Print, unchanged, the line containing "Decode this image" along with all lines that follow it to the end of the listing.

--------------------

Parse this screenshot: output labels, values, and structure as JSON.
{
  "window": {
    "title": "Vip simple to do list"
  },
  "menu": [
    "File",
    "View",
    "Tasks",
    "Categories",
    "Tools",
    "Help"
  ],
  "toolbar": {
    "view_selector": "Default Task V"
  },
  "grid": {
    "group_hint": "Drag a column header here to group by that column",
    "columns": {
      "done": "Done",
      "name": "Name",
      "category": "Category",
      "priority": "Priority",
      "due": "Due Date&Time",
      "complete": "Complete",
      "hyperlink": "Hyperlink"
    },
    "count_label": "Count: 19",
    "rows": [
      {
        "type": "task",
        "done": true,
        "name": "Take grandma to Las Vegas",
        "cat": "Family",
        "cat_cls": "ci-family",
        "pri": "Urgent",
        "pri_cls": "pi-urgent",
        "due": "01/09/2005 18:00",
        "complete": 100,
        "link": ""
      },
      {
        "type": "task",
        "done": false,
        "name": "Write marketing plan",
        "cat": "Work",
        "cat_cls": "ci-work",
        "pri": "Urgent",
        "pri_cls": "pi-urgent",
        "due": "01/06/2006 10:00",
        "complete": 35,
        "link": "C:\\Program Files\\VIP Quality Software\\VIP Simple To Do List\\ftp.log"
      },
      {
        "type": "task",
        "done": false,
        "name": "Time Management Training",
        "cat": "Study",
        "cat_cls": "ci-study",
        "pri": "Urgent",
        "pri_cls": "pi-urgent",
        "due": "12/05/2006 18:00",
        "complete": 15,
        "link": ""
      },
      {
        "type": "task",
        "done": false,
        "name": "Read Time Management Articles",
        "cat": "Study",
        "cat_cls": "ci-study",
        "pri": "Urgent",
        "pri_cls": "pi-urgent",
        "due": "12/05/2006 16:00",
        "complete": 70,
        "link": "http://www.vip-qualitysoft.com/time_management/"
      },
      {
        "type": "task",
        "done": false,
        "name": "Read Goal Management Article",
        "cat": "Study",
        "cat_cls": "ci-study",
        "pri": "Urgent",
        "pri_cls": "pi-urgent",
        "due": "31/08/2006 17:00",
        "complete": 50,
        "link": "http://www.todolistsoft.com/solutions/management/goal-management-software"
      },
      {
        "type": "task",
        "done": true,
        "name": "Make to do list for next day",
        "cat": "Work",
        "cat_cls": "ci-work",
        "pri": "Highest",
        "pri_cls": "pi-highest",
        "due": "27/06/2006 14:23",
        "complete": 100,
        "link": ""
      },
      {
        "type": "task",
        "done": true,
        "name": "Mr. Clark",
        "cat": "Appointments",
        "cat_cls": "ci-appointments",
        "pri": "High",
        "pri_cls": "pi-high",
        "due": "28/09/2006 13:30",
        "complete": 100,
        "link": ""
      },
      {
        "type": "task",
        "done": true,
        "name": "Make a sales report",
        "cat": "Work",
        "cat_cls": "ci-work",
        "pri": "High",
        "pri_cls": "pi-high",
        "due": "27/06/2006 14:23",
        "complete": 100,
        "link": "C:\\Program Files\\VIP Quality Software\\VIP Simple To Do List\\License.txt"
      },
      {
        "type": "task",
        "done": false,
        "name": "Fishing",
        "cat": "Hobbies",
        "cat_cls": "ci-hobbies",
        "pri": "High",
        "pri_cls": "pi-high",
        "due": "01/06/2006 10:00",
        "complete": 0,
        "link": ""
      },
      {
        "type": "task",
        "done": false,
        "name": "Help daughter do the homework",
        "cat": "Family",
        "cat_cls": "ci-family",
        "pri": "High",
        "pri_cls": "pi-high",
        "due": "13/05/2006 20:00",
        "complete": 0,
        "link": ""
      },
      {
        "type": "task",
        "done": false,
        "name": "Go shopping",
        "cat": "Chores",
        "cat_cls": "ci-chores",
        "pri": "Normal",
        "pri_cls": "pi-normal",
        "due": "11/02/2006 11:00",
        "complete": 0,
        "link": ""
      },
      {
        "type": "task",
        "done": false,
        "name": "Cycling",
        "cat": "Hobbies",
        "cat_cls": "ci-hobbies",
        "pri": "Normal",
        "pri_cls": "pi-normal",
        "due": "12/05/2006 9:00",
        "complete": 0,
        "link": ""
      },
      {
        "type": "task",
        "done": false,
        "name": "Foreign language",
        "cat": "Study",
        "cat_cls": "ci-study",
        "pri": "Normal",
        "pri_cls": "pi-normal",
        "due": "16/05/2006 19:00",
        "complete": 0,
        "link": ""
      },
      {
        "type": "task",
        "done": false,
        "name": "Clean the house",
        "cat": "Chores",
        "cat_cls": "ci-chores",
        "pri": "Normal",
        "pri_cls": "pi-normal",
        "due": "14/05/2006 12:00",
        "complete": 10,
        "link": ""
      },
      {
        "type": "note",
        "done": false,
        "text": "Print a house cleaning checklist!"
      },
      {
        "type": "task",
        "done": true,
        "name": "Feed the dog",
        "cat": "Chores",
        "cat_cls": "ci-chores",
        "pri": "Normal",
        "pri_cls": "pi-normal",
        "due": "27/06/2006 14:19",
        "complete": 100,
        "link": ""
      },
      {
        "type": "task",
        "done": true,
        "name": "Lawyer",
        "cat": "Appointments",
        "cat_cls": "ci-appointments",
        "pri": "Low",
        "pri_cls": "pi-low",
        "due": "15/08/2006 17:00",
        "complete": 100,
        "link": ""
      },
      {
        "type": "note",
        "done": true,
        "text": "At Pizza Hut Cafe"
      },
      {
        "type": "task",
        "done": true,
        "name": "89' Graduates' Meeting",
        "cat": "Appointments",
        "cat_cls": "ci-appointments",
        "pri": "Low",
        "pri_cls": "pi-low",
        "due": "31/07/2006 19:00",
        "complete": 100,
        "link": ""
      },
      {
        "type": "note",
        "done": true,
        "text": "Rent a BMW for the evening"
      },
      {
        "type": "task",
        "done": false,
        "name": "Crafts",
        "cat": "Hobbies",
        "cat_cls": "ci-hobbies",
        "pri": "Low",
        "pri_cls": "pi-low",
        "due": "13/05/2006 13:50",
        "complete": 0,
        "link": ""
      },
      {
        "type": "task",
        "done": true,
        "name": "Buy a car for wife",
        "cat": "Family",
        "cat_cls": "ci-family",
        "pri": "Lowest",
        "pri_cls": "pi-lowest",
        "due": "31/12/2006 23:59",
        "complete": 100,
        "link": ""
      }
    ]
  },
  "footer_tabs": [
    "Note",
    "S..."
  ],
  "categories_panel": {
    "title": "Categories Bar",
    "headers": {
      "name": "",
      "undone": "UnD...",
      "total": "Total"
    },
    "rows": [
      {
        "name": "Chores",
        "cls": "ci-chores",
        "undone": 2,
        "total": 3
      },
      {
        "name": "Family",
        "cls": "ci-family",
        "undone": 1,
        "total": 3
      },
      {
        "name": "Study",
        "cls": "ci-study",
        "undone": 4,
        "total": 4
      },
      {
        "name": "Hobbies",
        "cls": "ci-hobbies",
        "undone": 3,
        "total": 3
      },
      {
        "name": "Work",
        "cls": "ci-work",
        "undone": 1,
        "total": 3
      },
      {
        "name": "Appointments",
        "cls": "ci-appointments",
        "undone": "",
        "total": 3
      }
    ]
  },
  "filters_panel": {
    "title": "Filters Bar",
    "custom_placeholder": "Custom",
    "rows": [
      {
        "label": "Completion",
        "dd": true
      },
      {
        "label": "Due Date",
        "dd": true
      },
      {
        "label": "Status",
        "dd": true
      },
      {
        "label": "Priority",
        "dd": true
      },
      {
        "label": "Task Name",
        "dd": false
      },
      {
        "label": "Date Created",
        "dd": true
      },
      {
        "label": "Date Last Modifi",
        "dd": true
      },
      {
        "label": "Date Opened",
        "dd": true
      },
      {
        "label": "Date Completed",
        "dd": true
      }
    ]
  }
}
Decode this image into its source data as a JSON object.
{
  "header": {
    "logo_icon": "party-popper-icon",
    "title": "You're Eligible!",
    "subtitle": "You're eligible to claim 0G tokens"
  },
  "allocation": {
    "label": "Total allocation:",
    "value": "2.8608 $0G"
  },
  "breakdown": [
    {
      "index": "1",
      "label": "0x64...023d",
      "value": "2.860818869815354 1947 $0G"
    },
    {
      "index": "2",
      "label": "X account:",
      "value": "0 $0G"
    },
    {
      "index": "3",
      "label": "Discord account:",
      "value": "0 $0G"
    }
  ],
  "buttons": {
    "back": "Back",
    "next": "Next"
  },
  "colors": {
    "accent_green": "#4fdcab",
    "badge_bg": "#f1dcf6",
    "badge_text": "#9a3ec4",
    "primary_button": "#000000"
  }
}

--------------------

[SOLUTION TO THE EXERCISE]:
Decode this image into its source data as a JSON object.
{
  "header": {
    "logo_icon": "party-popper-icon",
    "title": "You're Eligible!",
    "subtitle": "You're eligible to claim 0G tokens"
  },
  "allocation": {
    "label": "Total allocation:",
    "value": "2.8608 $0G"
  },
  "breakdown": [
    {
      "index": "1",
      "label": "0x64...023d",
      "value": "2.860818869815354 1947 $0G"
    },
    {
      "index": "2",
      "label": "X account:",
      "value": "0 $0G"
    },
    {
      "index": "3",
      "label": "Discord account:",
      "value": "0 $0G"
    }
  ],
  "buttons": {
    "back": "Back",
    "next": "Next"
  },
  "colors": {
    "accent_green": "#4fdcab",
    "badge_bg": "#f1dcf6",
    "badge_text": "#9a3ec4",
    "primary_button": "#000000"
  }
}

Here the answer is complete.